First, check if the child has lost consciousness or not. If the child has not lost consciousness, then the next step is to locate the tooth (Has the child swallowed it? Is the tooth in the lip? On the ground?). Once the tooth is located, contact the office. Do not try to put a baby tooth back into the child’s mouth.
First, check if the child has lost consciousness or not. If the child has not lost consciousness, then the next step is to locate the tooth (Has the child swallowed it? Is the tooth in the lip? On the ground?). Once the tooth has been located, put the tooth in either milk, the child’s saliva, or water, and contact the office. The tooth will need to be re-implanted into the child’s mouth, so be sure not to transport the tooth to the office dry.
Use a soft-bristled toothbrush with a small head at bedtime. There are toothbrushes are specifically designed for both infants and young children.
Thumb sucking is normal for infants and will have no negative effect on their dentition as most children stop doing it by age 2. Discourage thumb sucking after age 4 as it can create crowded, crooked teeth and bite problems. If needed, we can suggest ways to break the habit.
A pediatric dentist receives two additional years of specialized training that focuses on the dental needs of children. This gives the pediatric dentists skills they need to build strong and trusting relationships with children from infants to young adults and an understanding of their unique dental health needs.
Also known as Early Childhood Caries or Nursing Caries, Baby Bottle Tooth Decay is caused by over exposure to sugary treats. It is usually caused by putting a baby to bed with a bottle containing milk, juice, or pop; nursing babies on demand through the night, or allowing toddlers to graze with a sippy cup. This condition often destroys primary teeth, creating a need for major dental treatment. In addition, it will eventually damage your child’s permanent teeth if left untreated.
You can prevent this by following a few simple guidelines:
Never allow your child to fall asleep with a bottle containing milk, formula, breast milk, fruit juices, or any sweetened liquids.

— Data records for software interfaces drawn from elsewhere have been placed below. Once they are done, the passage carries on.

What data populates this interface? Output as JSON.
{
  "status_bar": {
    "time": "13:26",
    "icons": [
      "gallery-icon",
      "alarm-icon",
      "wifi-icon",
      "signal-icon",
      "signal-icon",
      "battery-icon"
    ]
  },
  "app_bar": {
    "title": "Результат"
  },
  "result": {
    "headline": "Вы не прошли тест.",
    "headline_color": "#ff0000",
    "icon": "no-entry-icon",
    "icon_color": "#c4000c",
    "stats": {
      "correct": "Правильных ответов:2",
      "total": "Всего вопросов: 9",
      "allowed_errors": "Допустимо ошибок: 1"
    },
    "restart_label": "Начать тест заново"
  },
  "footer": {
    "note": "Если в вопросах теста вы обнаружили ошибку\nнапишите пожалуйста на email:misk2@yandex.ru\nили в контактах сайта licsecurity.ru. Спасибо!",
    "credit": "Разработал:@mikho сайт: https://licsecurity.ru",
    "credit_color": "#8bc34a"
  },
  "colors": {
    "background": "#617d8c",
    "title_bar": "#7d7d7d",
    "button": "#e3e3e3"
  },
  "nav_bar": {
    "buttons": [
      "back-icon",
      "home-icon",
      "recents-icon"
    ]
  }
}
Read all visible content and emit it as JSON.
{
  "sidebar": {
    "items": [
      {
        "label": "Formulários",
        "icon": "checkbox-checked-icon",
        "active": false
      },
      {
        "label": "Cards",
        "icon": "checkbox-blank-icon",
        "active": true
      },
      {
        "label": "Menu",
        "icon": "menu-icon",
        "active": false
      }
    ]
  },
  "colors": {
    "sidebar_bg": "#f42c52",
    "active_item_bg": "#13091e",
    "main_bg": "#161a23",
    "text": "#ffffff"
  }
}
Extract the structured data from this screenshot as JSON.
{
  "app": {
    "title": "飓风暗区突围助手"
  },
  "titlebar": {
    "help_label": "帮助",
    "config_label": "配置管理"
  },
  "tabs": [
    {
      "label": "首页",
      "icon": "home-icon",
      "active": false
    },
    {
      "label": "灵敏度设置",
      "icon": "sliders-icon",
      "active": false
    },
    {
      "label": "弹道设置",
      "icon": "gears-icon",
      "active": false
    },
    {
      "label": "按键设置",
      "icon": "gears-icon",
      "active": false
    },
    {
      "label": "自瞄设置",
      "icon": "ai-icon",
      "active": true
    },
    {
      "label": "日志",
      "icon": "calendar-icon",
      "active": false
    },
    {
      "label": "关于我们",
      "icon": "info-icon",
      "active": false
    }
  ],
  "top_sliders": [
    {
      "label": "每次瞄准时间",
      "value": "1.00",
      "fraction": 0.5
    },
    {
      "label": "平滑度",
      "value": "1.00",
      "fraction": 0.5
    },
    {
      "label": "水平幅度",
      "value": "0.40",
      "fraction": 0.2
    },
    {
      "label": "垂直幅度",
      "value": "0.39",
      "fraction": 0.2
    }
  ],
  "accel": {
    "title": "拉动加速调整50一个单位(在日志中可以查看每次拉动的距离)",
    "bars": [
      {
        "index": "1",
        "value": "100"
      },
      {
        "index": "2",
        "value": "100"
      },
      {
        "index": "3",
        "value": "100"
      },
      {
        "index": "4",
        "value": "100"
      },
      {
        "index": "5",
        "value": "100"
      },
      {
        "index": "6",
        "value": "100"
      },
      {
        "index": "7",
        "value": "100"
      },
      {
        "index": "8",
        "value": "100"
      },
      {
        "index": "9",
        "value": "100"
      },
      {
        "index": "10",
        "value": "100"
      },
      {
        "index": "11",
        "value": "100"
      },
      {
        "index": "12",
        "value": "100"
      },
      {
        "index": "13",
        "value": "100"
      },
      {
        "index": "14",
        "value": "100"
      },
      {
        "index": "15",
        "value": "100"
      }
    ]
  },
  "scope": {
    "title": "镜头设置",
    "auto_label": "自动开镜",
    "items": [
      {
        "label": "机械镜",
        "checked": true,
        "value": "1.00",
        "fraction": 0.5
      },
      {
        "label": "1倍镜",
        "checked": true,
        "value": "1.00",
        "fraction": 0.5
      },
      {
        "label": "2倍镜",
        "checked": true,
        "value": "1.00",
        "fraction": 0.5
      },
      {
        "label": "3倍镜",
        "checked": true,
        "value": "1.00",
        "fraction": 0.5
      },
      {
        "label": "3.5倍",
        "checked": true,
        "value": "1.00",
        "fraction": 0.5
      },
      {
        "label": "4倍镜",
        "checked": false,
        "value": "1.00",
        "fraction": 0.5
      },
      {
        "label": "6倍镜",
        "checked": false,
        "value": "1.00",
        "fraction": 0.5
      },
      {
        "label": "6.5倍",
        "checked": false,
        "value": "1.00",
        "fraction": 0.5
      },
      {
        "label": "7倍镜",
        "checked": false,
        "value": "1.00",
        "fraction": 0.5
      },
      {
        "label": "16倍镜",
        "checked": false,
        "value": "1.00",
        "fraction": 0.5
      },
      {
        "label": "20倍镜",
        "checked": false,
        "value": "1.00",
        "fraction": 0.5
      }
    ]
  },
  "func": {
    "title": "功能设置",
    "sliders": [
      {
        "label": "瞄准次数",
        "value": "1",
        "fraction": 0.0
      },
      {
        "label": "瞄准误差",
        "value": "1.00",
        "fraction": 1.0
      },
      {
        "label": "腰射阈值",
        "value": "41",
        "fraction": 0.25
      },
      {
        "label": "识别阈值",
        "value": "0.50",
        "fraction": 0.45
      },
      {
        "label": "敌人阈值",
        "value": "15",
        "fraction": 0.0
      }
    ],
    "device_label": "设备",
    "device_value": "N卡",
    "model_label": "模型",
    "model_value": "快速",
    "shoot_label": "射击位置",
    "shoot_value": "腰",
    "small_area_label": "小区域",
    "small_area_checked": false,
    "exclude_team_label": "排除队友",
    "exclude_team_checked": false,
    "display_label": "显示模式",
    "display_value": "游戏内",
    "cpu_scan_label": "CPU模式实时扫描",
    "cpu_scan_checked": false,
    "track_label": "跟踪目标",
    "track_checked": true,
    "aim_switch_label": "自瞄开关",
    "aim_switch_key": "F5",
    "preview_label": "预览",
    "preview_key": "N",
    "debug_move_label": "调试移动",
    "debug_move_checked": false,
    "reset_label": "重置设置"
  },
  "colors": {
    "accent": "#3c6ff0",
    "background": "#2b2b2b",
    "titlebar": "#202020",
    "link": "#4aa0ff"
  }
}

Never give your baby a pacifier dipped in sugar or honey.
Only allow water in bottles and sippy cups used for grazing.
Wipe your baby’s gums with a clean gauze pad after each feeding, and begin brushing with water as soon as the first tooth appears.
Encourage children to drink from a regular cup by their first birthday.
First, check with your physician regarding allergies to pain medications. Then, rinse the irritated area with warm salt water and place a cold compress on your child’s face if it is swollen. You can give acetaminophen for pain, but avoid placing aspirin directly on the teeth or gums. Contact the office immediately.
Your child should visit the dentist by his or her first birthday. Be sure to inform your child of the visit and its purpose, but take care in how you present it. Avoid using words that cause fear such as “needle”, “pull”, “drill”, or “hurt.” Keep in mind that pediatric dentists are trained to convey the information in a non-threatening way, helping to keep your child calm and comfortable.
Healthy primary teeth are important for many reasons:
- They facilitate proper chewing, enabling good nutrition. Research shows that children with numerous cavities are often underweight because eating begins to hurt. As a result, they limit food choices, disrupting proper nutrition.
- Untreated tooth decay can result in pain, facial swelling, dental abscess, and tooth loss.
- Children learn to talk using their primary dentition. Research shows that, because most speech skills are already formed by the age of seven, children who lose their primary front teeth too early often need speech therapy.
- Brown or missing teeth often affect the development of self-esteem. A beautiful smile enhances self confidence regardless of age.
Brushing your teeth effectively removes plaque and food particles from tooth surfaces, but can’t properly clean the hard-to-reach areas between them. This leaves these areas highly susceptible to decay and periodontal disease (gum disease). Daily flossing corrects this problem by cleaning between the teeth and under the gum line, disrupting the build up of plaque colonies and helping to prevent damage to the gums, teeth, and bone.
Plaque is an invisible film of living bacteria combined with food debris and saliva. It produces the toxins that cause cavities and irritate the gums. When left in place, it hardens and turns into tartar (known as calculus) which further inflames the gums and can lead to periodontal disease.
How to floss properly:
Take 12-16 inches (30-40cm) of dental floss and wrap it around your middle fingers, leaving about 2 inches (5cm) of floss free between them.
Using the thumbs and forefingers to guide the floss, gently insert it between the teeth and slide it back and forth in a sawing motion.
Curve the floss into a “C” shape around each tooth and under the gum line. Gently move the floss up and down, cleaning the side of each tooth.
For those who might struggle with this process, we recommend floss holders.